■ **Task**:
Below are the records; copy out every line that holds the word "JSON".

■ **Listed records**:
::::

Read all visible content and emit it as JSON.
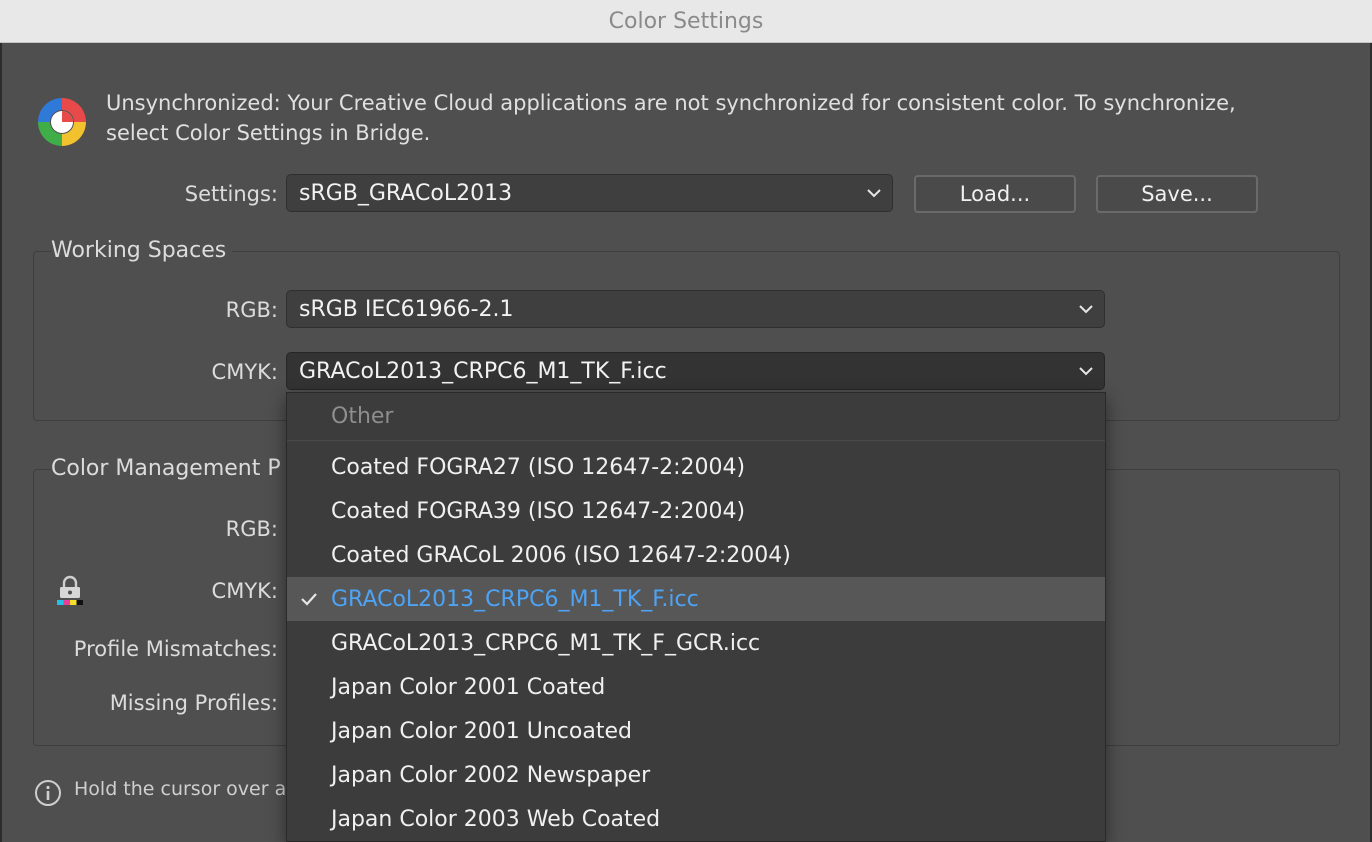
{
  "window": {
    "title": "Color Settings"
  },
  "sync": {
    "message": "Unsynchronized: Your Creative Cloud applications are not synchronized for consistent color. To synchronize, select Color Settings in Bridge."
  },
  "settings": {
    "label": "Settings:",
    "value": "sRGB_GRACoL2013",
    "load_label": "Load...",
    "save_label": "Save..."
  },
  "working_spaces": {
    "title": "Working Spaces",
    "rgb_label": "RGB:",
    "rgb_value": "sRGB IEC61966-2.1",
    "cmyk_label": "CMYK:",
    "cmyk_value": "GRACoL2013_CRPC6_M1_TK_F.icc"
  },
  "color_management": {
    "title": "Color Management P",
    "rgb_label": "RGB:",
    "cmyk_label": "CMYK:",
    "profile_mismatches_label": "Profile Mismatches:",
    "missing_profiles_label": "Missing Profiles:"
  },
  "info": {
    "text": "Hold the cursor over a"
  },
  "dropdown": {
    "header": "Other",
    "items": [
      {
        "label": "Coated FOGRA27 (ISO 12647-2:2004)",
        "selected": false
      },
      {
        "label": "Coated FOGRA39 (ISO 12647-2:2004)",
        "selected": false
      },
      {
        "label": "Coated GRACoL 2006 (ISO 12647-2:2004)",
        "selected": false
      },
      {
        "label": "GRACoL2013_CRPC6_M1_TK_F.icc",
        "selected": true
      },
      {
        "label": "GRACoL2013_CRPC6_M1_TK_F_GCR.icc",
        "selected": false
      },
      {
        "label": "Japan Color 2001 Coated",
        "selected": false
      },
      {
        "label": "Japan Color 2001 Uncoated",
        "selected": false
      },
      {
        "label": "Japan Color 2002 Newspaper",
        "selected": false
      },
      {
        "label": "Japan Color 2003 Web Coated",
        "selected": false
      }
    ]
  },
  "colors": {
    "selected_text": "#4ea3f5",
    "dialog_bg": "#4f4f4f",
    "menu_bg": "#3c3c3c",
    "selected_row_bg": "#575757"
  },
  "icons": {
    "sync": "color-sync-icon",
    "chevron": "chevron-down-icon",
    "check": "checkmark-icon",
    "lock": "lock-cmyk-icon",
    "info": "info-icon"
  }
}
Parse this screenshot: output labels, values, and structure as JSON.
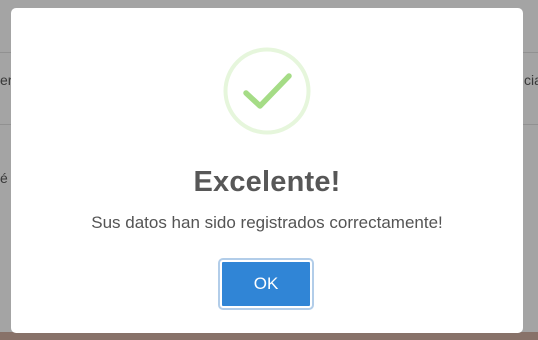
{
  "background": {
    "fragment_left_top": "er",
    "fragment_right_top": "cia",
    "fragment_left_mid": "é"
  },
  "dialog": {
    "icon": "checkmark-circle-icon",
    "title": "Excelente!",
    "message": "Sus datos han sido registrados correctamente!",
    "confirm_label": "OK"
  },
  "colors": {
    "success": "#a5dc86",
    "success_ring": "#e6f6dc",
    "confirm_button": "#3085d6",
    "title_text": "#575757",
    "message_text": "#545454"
  }
}
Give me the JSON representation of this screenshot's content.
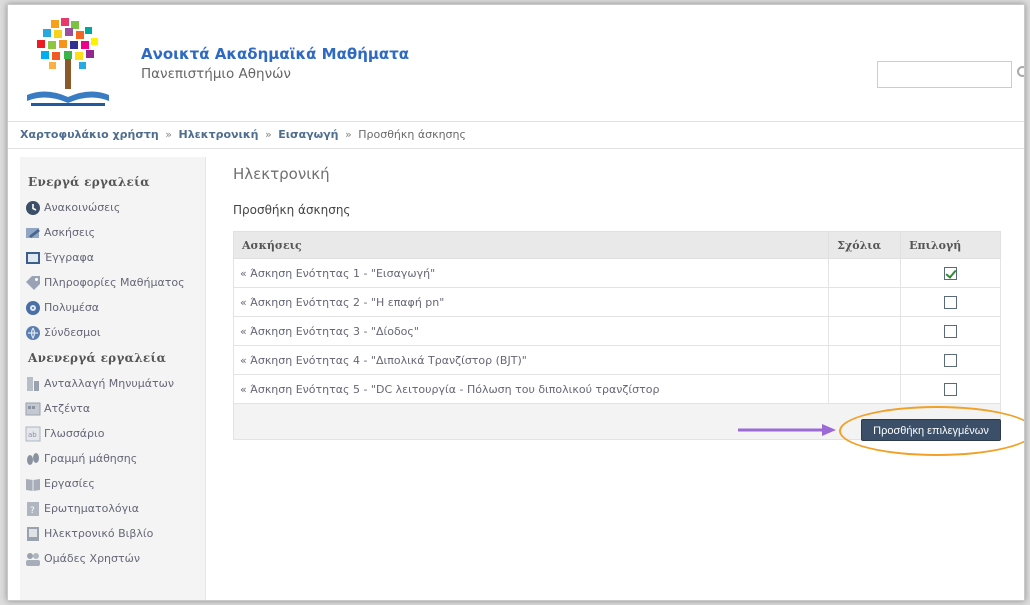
{
  "header": {
    "site_title": "Ανοικτά Ακαδημαϊκά Μαθήματα",
    "site_subtitle": "Πανεπιστήμιο Αθηνών",
    "search": {
      "value": "",
      "placeholder": ""
    }
  },
  "breadcrumb": [
    {
      "label": "Χαρτοφυλάκιο χρήστη",
      "link": true
    },
    {
      "label": "Ηλεκτρονική",
      "link": true
    },
    {
      "label": "Εισαγωγή",
      "link": true
    },
    {
      "label": "Προσθήκη άσκησης",
      "link": false
    }
  ],
  "breadcrumb_separator": "»",
  "sidebar": {
    "active_heading": "Ενεργά εργαλεία",
    "active_items": [
      {
        "label": "Ανακοινώσεις",
        "icon": "announcements-icon",
        "color": "#3b5068"
      },
      {
        "label": "Ασκήσεις",
        "icon": "exercises-icon",
        "color": "#6a85a6"
      },
      {
        "label": "Έγγραφα",
        "icon": "documents-icon",
        "color": "#3b5f8a"
      },
      {
        "label": "Πληροφορίες Μαθήματος",
        "icon": "course-info-icon",
        "color": "#8a93a6"
      },
      {
        "label": "Πολυμέσα",
        "icon": "multimedia-icon",
        "color": "#4a6fa5"
      },
      {
        "label": "Σύνδεσμοι",
        "icon": "links-icon",
        "color": "#5a7fb0"
      }
    ],
    "inactive_heading": "Ανενεργά εργαλεία",
    "inactive_items": [
      {
        "label": "Ανταλλαγή Μηνυμάτων",
        "icon": "messages-icon",
        "color": "#9aa2ad"
      },
      {
        "label": "Ατζέντα",
        "icon": "agenda-icon",
        "color": "#9aa2ad"
      },
      {
        "label": "Γλωσσάριο",
        "icon": "glossary-icon",
        "color": "#9aa2ad"
      },
      {
        "label": "Γραμμή μάθησης",
        "icon": "learning-path-icon",
        "color": "#9aa2ad"
      },
      {
        "label": "Εργασίες",
        "icon": "assignments-icon",
        "color": "#9aa2ad"
      },
      {
        "label": "Ερωτηματολόγια",
        "icon": "questionnaires-icon",
        "color": "#9aa2ad"
      },
      {
        "label": "Ηλεκτρονικό Βιβλίο",
        "icon": "ebook-icon",
        "color": "#9aa2ad"
      },
      {
        "label": "Ομάδες Χρηστών",
        "icon": "user-groups-icon",
        "color": "#9aa2ad"
      }
    ]
  },
  "main": {
    "course_title": "Ηλεκτρονική",
    "page_subtitle": "Προσθήκη άσκησης",
    "table": {
      "headers": [
        "Ασκήσεις",
        "Σχόλια",
        "Επιλογή"
      ],
      "rows": [
        {
          "title": "« Άσκηση Ενότητας 1 - \"Εισαγωγή\"",
          "comments": "",
          "selected": true
        },
        {
          "title": "« Άσκηση Ενότητας 2 - \"Η επαφή pn\"",
          "comments": "",
          "selected": false
        },
        {
          "title": "« Άσκηση Ενότητας 3 - \"Δίοδος\"",
          "comments": "",
          "selected": false
        },
        {
          "title": "« Άσκηση Ενότητας 4 - \"Διπολικά Τρανζίστορ (BJT)\"",
          "comments": "",
          "selected": false
        },
        {
          "title": "« Άσκηση Ενότητας 5 - \"DC λειτουργία - Πόλωση του διπολικού τρανζίστορ",
          "comments": "",
          "selected": false
        }
      ]
    },
    "add_selected_label": "Προσθήκη επιλεγμένων"
  },
  "annotation": {
    "arrow_color": "#9b6ad6",
    "ellipse_color": "#f0a126"
  },
  "colors": {
    "title_blue": "#2e6ac4",
    "button_bg": "#3b5068",
    "checkmark": "#2f8b2f"
  }
}
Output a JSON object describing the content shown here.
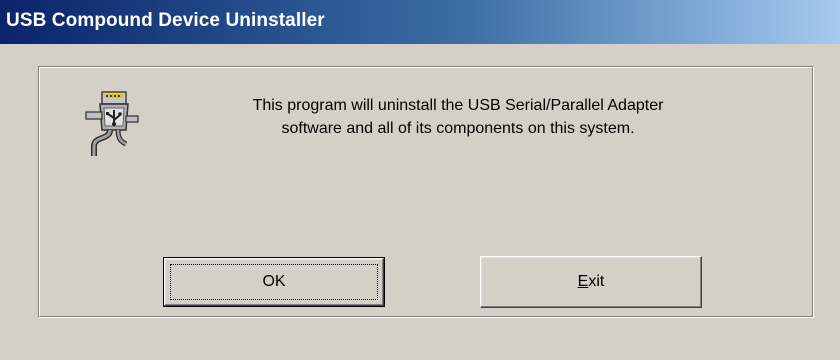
{
  "window": {
    "title": "USB Compound Device Uninstaller"
  },
  "dialog": {
    "icon": "usb-adapter-icon",
    "message_line1": "This program will uninstall the USB Serial/Parallel Adapter",
    "message_line2": "software and all of its components on this system."
  },
  "buttons": {
    "ok_label": "OK",
    "exit_mnemonic": "E",
    "exit_rest": "xit"
  },
  "colors": {
    "titlebar_start": "#0a246a",
    "titlebar_end": "#a6caf0",
    "face": "#d4d0c8"
  }
}
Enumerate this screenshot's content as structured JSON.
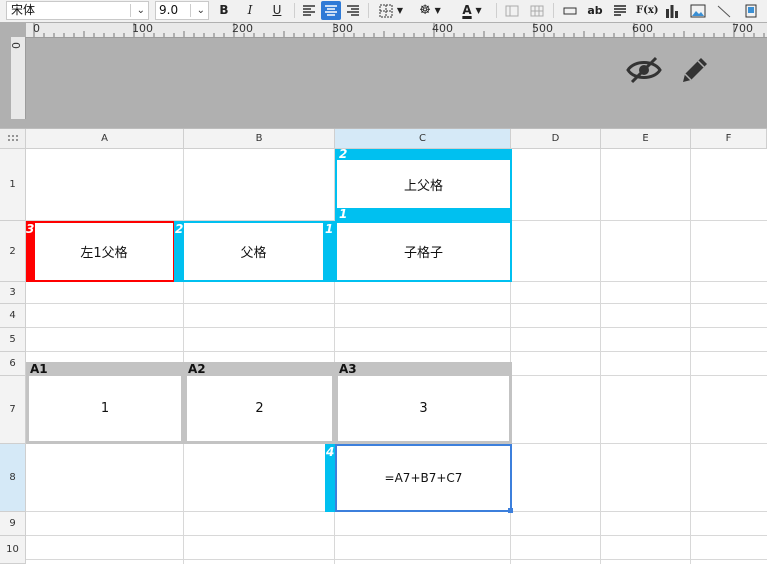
{
  "toolbar": {
    "font_name": "宋体",
    "font_size": "9.0",
    "bold": "B",
    "italic": "I",
    "underline": "U",
    "font_color_label": "A",
    "text_wrap_label": "ab",
    "formula_label": "F(x)"
  },
  "ruler": {
    "h_labels": [
      "0",
      "100",
      "200",
      "300",
      "400",
      "500",
      "600",
      "700"
    ],
    "v_label": "0"
  },
  "grid": {
    "columns": [
      "A",
      "B",
      "C",
      "D",
      "E",
      "F"
    ],
    "rows": [
      "1",
      "2",
      "3",
      "4",
      "5",
      "6",
      "7",
      "8",
      "9",
      "10"
    ]
  },
  "cells": {
    "c1": "上父格",
    "a2": "左1父格",
    "b2": "父格",
    "c2": "子格子",
    "a7": "1",
    "b7": "2",
    "c7": "3",
    "c8": "=A7+B7+C7"
  },
  "tags": {
    "c1_top": "2",
    "c1_bottom": "1",
    "a2": "3",
    "b2": "2",
    "c2": "1",
    "c8": "4"
  },
  "group_headers": {
    "a6": "A1",
    "b6": "A2",
    "c6": "A3"
  },
  "colors": {
    "accent": "#00c0f0",
    "left_parent": "#ff0000",
    "selection": "#3c7fdc",
    "header_bg": "#b0b0b0"
  },
  "icons": [
    "hide-icon",
    "edit-pencil-icon"
  ]
}
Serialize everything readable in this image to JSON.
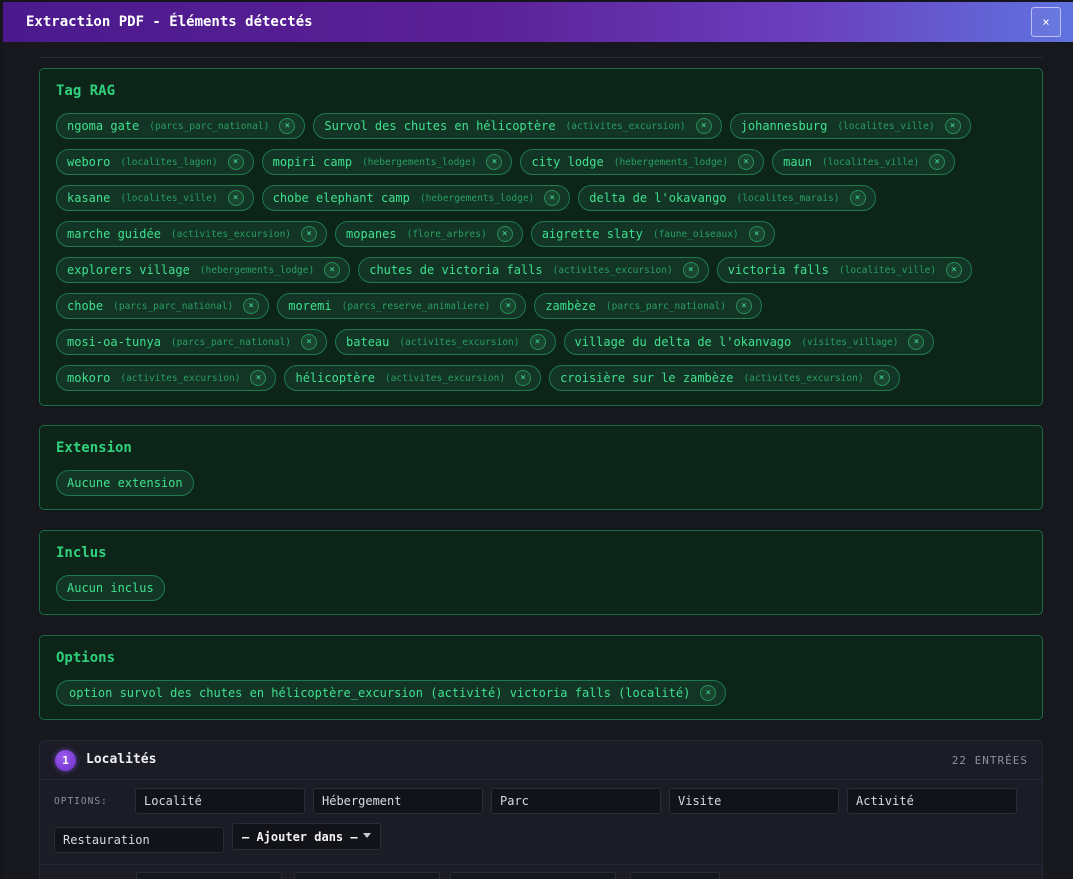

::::

■ **Task response**:
Read all visible content and emit it as JSON.
Parse this screenshot: output labels, values, and structure as JSON.
Give me the JSON representation of this screenshot's content.
Output a JSON object describing the content shown here.
Enumerate this screenshot's content as structured JSON.
Serialize everything readable in this image to JSON.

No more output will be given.